A replicated, controlled study in 2011–2012 of a forest in Georgia, USA (Conner et al. 2016) found that predator exclosures increased the fawn:adult female ratio of white-tailed deer Odocoileus virginianus. The average annual fawn:adult female ratio recorded was greater inside exclosures (0.19) than outside (0.09) exclosures. Authors reported that figures were relative rather than absolute ratios, as some fawns may have been too small to travel with their mothers at the time of sampling. Four 40-ha plots were fenced to exclude predators. The fence was 1.2 m tall and was electrified. Predators inside exclosures were live-trapped and released outside. Deer ≥12 weeks old were able to jump the fence. Four similar plots were established, but without a predator exclusion fence. Fawn and adult female ratios were determined using two camera traps in each plot, for two weeks in August 2011 and two weeks in August 2012.

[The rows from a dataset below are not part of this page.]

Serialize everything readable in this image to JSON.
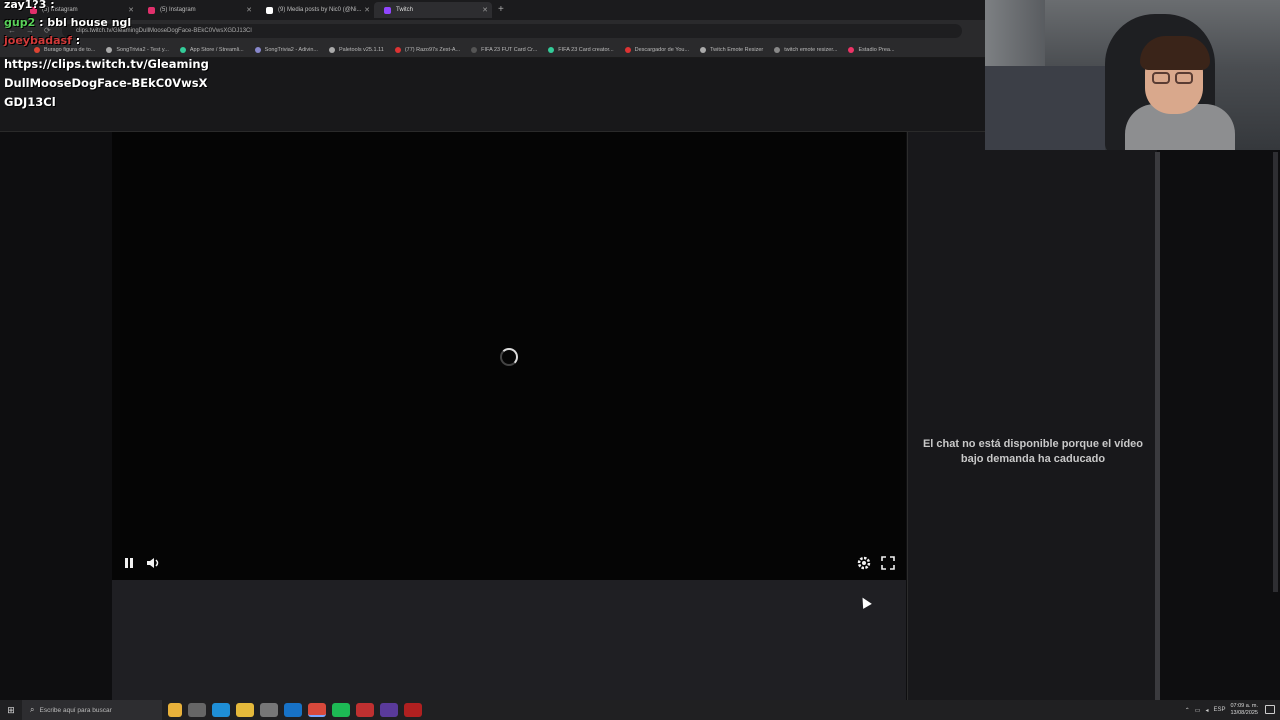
{
  "browser": {
    "tabs": [
      {
        "label": "(5) Instagram",
        "color": "#e1306c"
      },
      {
        "label": "(5) Instagram",
        "color": "#e1306c"
      },
      {
        "label": "(9) Media posts by Nic0 (@Ni...",
        "color": "#ffffff"
      },
      {
        "label": "Twitch",
        "color": "#9146ff",
        "active": true
      }
    ],
    "url": "clips.twitch.tv/GleamingDullMooseDogFace-BEkC0VwsXGDJ13Cl",
    "bookmarks": [
      "Burago figura de to...",
      "SongTrivia2 - Test y...",
      "App Store / Streamli...",
      "SongTrivia2 - Adivin...",
      "Paletools v25.1.11",
      "(77) Razo97s Zest-A...",
      "FIFA 23 FUT Card Cr...",
      "FIFA 23 Card creator...",
      "Descargador de You...",
      "Twitch Emote Resizer",
      "twitch emote resizer...",
      "Estadio Prea..."
    ]
  },
  "overlay": {
    "lines": [
      {
        "user": "zay1?3",
        "sep": " :",
        "msg": "",
        "color": "#ffffff"
      },
      {
        "user": "gup2",
        "sep": " :",
        "msg": " bbl house ngl",
        "color": "#5ad15a"
      },
      {
        "user": "joeybadasf",
        "sep": " :",
        "msg": "",
        "color": "#d23a3a"
      }
    ],
    "url_text": "https://clips.twitch.tv/GleamingDullMooseDogFace-BEkC0VwsXGDJ13Cl"
  },
  "chat": {
    "unavailable_message": "El chat no está disponible porque el vídeo bajo demanda ha caducado"
  },
  "player": {
    "pause_icon": "pause-icon",
    "volume_icon": "volume-icon",
    "settings_icon": "gear-icon",
    "fullscreen_icon": "fullscreen-icon"
  },
  "taskbar": {
    "search_placeholder": "Escribe aquí para buscar",
    "language": "ESP",
    "time": "07:09 a. m.",
    "date": "13/08/2025"
  }
}
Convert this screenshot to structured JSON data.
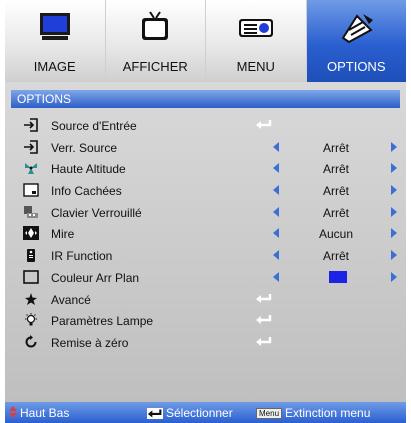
{
  "tabs": [
    {
      "label": "IMAGE",
      "icon": "monitor-icon"
    },
    {
      "label": "AFFICHER",
      "icon": "tv-icon"
    },
    {
      "label": "MENU",
      "icon": "projector-icon"
    },
    {
      "label": "OPTIONS",
      "icon": "tools-icon",
      "active": true
    }
  ],
  "section_title": "OPTIONS",
  "rows": [
    {
      "label": "Source d'Entrée",
      "icon": "input-source-icon"
    },
    {
      "label": "Verr. Source",
      "icon": "input-source-icon",
      "value": "Arrêt"
    },
    {
      "label": "Haute Altitude",
      "icon": "fan-icon",
      "value": "Arrêt"
    },
    {
      "label": "Info Cachées",
      "icon": "info-hide-icon",
      "value": "Arrêt"
    },
    {
      "label": "Clavier Verrouillé",
      "icon": "keypad-icon",
      "value": "Arrêt"
    },
    {
      "label": "Mire",
      "icon": "test-pattern-icon",
      "value": "Aucun"
    },
    {
      "label": "IR Function",
      "icon": "remote-icon",
      "value": "Arrêt"
    },
    {
      "label": "Couleur Arr Plan",
      "icon": "background-color-icon",
      "value_color": "#1a23e6"
    },
    {
      "label": "Avancé",
      "icon": "advanced-icon"
    },
    {
      "label": "Paramètres Lampe",
      "icon": "lamp-icon"
    },
    {
      "label": "Remise à zéro",
      "icon": "reset-icon"
    }
  ],
  "footer": {
    "navigate": "Haut Bas",
    "select": "Sélectionner",
    "menu_key": "Menu",
    "exit": "Extinction menu"
  }
}
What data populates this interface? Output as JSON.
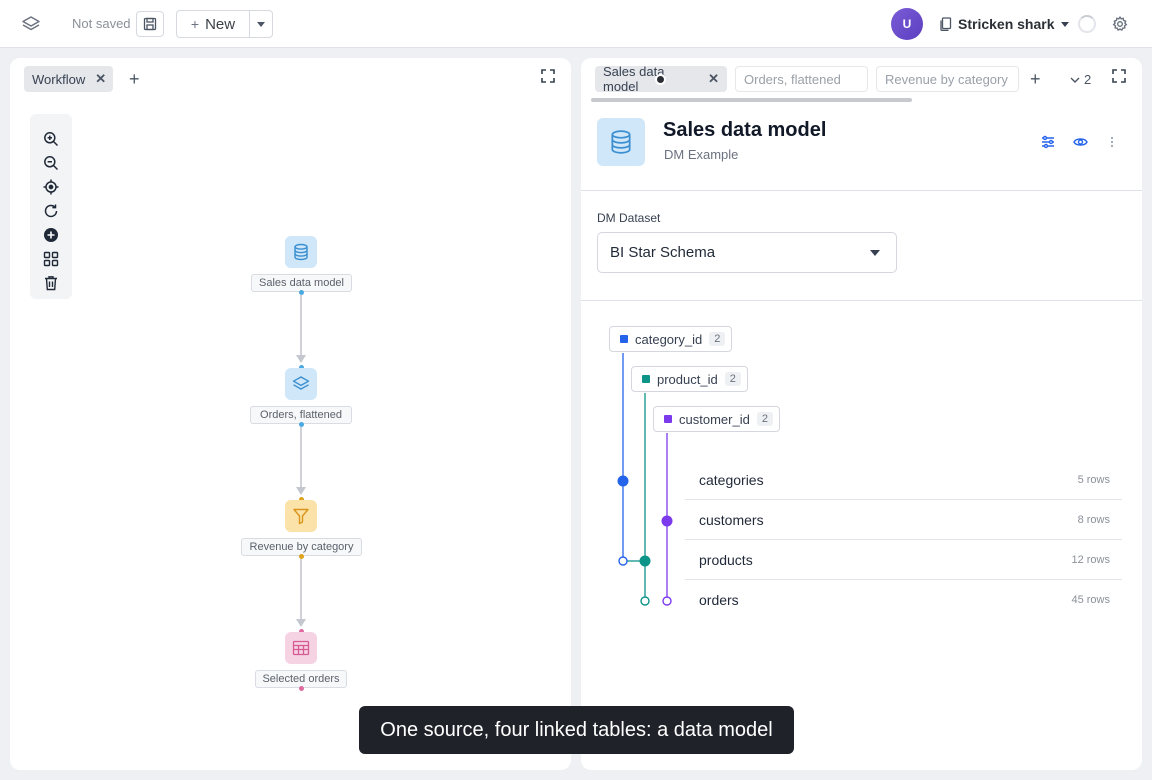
{
  "topbar": {
    "status": "Not saved",
    "new_label": "New",
    "avatar_initial": "U",
    "workspace_name": "Stricken shark"
  },
  "left_panel": {
    "tab": "Workflow",
    "nodes": [
      {
        "label": "Sales data model",
        "icon": "database-icon",
        "color": "#cfe7f8"
      },
      {
        "label": "Orders, flattened",
        "icon": "layers-icon",
        "color": "#cfe7f8"
      },
      {
        "label": "Revenue by category",
        "icon": "funnel-icon",
        "color": "#fbe2a9"
      },
      {
        "label": "Selected orders",
        "icon": "table-icon",
        "color": "#f6d3e3"
      }
    ]
  },
  "right_panel": {
    "tabs": [
      "Sales data model",
      "Orders, flattened",
      "Revenue by category"
    ],
    "overflow_count": "2",
    "title": "Sales data model",
    "subtitle": "DM Example",
    "dataset_label": "DM Dataset",
    "dataset_value": "BI Star Schema",
    "keys": [
      {
        "name": "category_id",
        "count": "2",
        "color": "#2563eb"
      },
      {
        "name": "product_id",
        "count": "2",
        "color": "#0d9488"
      },
      {
        "name": "customer_id",
        "count": "2",
        "color": "#7c3aed"
      }
    ],
    "tables": [
      {
        "name": "categories",
        "rows": "5 rows"
      },
      {
        "name": "customers",
        "rows": "8 rows"
      },
      {
        "name": "products",
        "rows": "12 rows"
      },
      {
        "name": "orders",
        "rows": "45 rows"
      }
    ]
  },
  "caption": "One source, four linked tables: a data model"
}
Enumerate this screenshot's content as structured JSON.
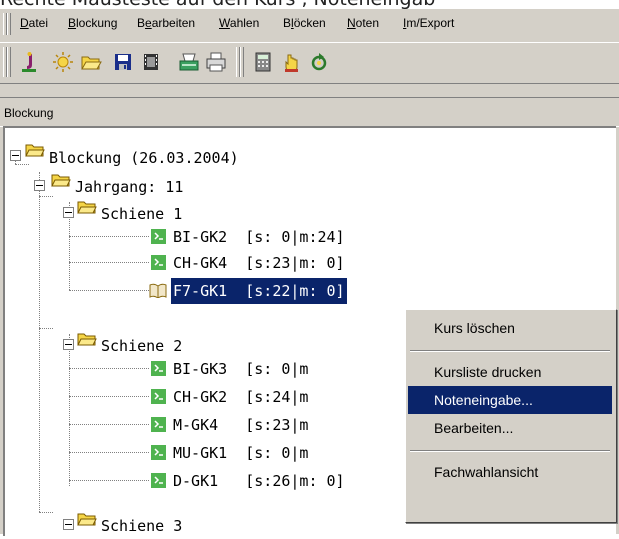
{
  "caption": "Rechte Mausteste auf den Kurs , Noteneingab",
  "menubar": {
    "items": [
      {
        "pre": "",
        "u": "D",
        "post": "atei"
      },
      {
        "pre": "",
        "u": "B",
        "post": "lockung"
      },
      {
        "pre": "B",
        "u": "e",
        "post": "arbeiten"
      },
      {
        "pre": "",
        "u": "W",
        "post": "ahlen"
      },
      {
        "pre": "B",
        "u": "l",
        "post": "öcken"
      },
      {
        "pre": "",
        "u": "N",
        "post": "oten"
      },
      {
        "pre": "",
        "u": "I",
        "post": "m/Export"
      }
    ]
  },
  "toolbar": {
    "icons": [
      "logo-j-icon",
      "sun-icon",
      "folder-open-icon",
      "save-disk-icon",
      "film-icon",
      "paper-tray-icon",
      "printer-icon",
      "calculator-icon",
      "hand-icon",
      "refresh-icon"
    ]
  },
  "panel": {
    "title": "Blockung"
  },
  "tree": {
    "root": "Blockung (26.03.2004)",
    "jahrgang": "Jahrgang: 11",
    "schienen": [
      {
        "label": "Schiene 1",
        "kurse": [
          {
            "name": "BI-GK2",
            "stat": "[s: 0|m:24]"
          },
          {
            "name": "CH-GK4",
            "stat": "[s:23|m: 0]"
          },
          {
            "name": "F7-GK1",
            "stat": "[s:22|m: 0]"
          }
        ]
      },
      {
        "label": "Schiene 2",
        "kurse": [
          {
            "name": "BI-GK3",
            "stat": "[s: 0|m"
          },
          {
            "name": "CH-GK2",
            "stat": "[s:24|m"
          },
          {
            "name": "M-GK4",
            "stat": "[s:23|m"
          },
          {
            "name": "MU-GK1",
            "stat": "[s: 0|m"
          },
          {
            "name": "D-GK1",
            "stat": "[s:26|m: 0]"
          }
        ]
      },
      {
        "label": "Schiene 3"
      }
    ]
  },
  "context_menu": {
    "items": [
      "Kurs löschen",
      "Kursliste drucken",
      "Noteneingabe...",
      "Bearbeiten...",
      "Fachwahlansicht"
    ],
    "active": "Noteneingabe..."
  },
  "colors": {
    "selection": "#0a246a",
    "folder": "#f5d547",
    "course_green": "#4fb34f"
  }
}
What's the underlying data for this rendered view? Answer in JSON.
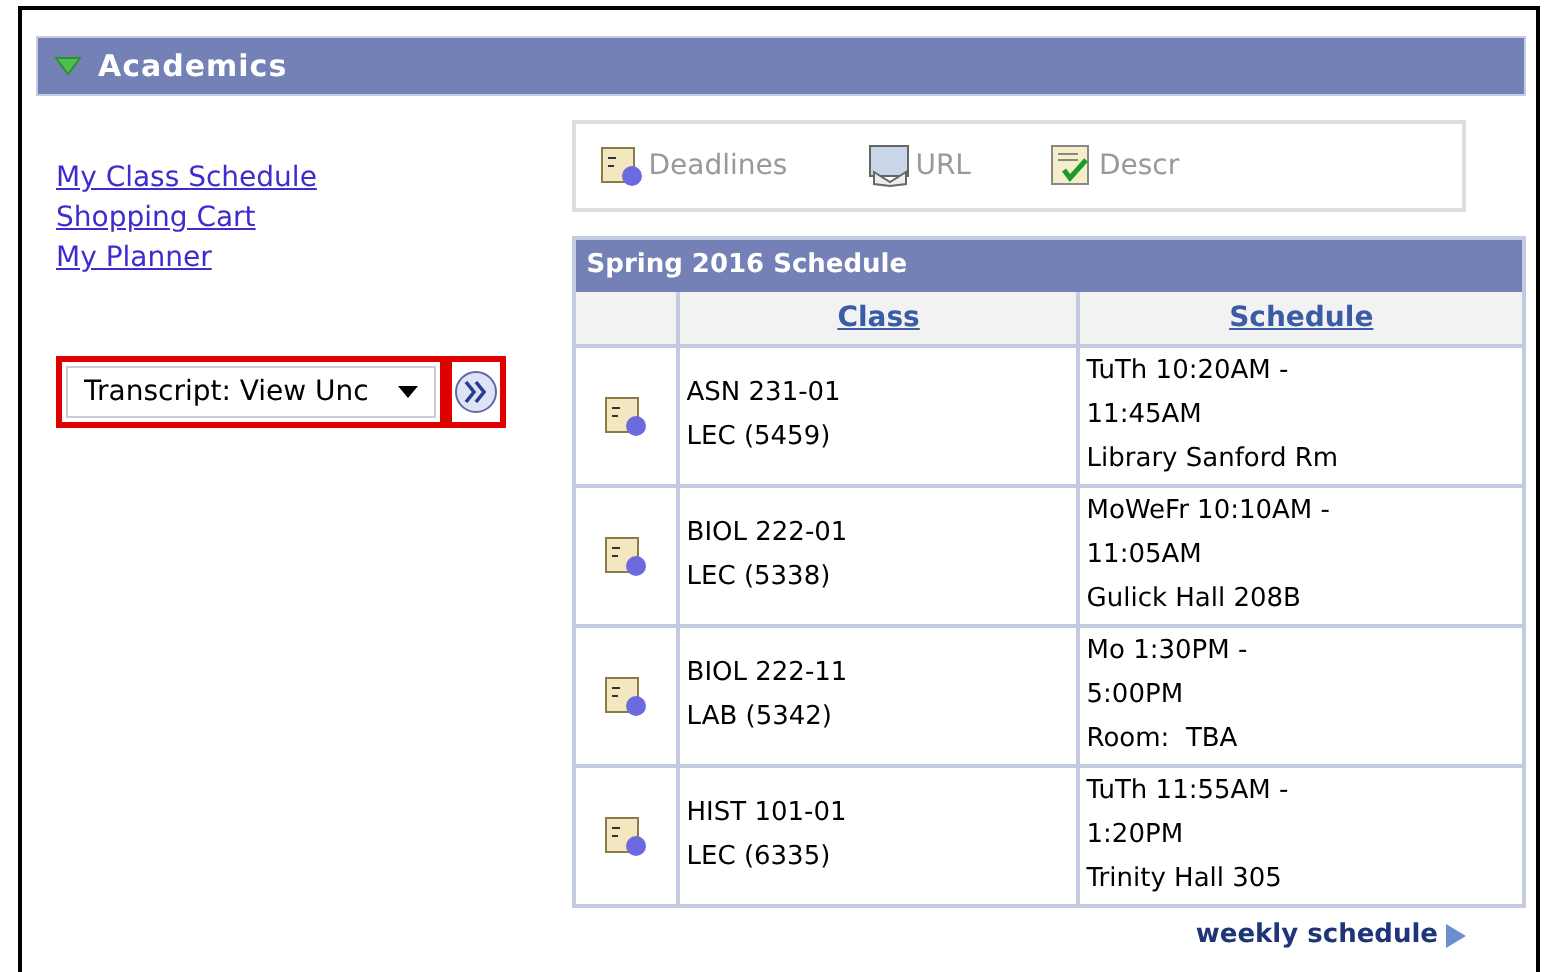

A study in 1995–2010 on a shrubland-dominated peninsula in Western Australia, Australia (Short 2016) found that a translocated population of western barred bandicoots Perameles bougainville did not persist despite fencing to exclude invasive red foxes Vulpes vulpes and cats Felis catus. Nine years after being translocated into a fenced area, bandicoot numbers increased to an estimated 467 but over the next three years, the population fell to zero. Fourteen bandicoots were initially translocated in 1995–1996 from an offshore island to a 17-ha enclosure within a 1,200-ha section of a mainland peninsula, fenced to exclude foxes and feral cats. The peninsular fence was built in 1989 and despite being rebuilt and repaired several times, it was never an effective barrier to foxes and cats. Throughout the study period, foxes and cats were controlled inside the fenced area by baiting (using 1080 poison) and cats were also trapped and shot. Starting in May 1997 and over 10 years, 82 bandicoots were released from the enclosure to the fenced peninsula. Bandicoots were monitored along a 40 km track network, with cage traps set at 100-m intervals over two nights each three months from August 1995-October 2002 and then twice/year until September 2010 (25,000 trap-nights).

Referenced papers

Please cite as:

Littlewood, N.A., Rocha, R., Smith, R.K., Martin, P.A., Lockhart, S.L., Schoonover, R.F., Wilman, E., Bladon, A.J., Sainsbury, K.A., Pimm S. and Sutherland, W.J. (2020) Terrestrial Mammal Conservation: Global Evidence for the Effects of Interventions for terrestrial mammals excluding bats and primates. Synopses of Conservation Evidence Series. University of Cambridge, Cambridge, UK.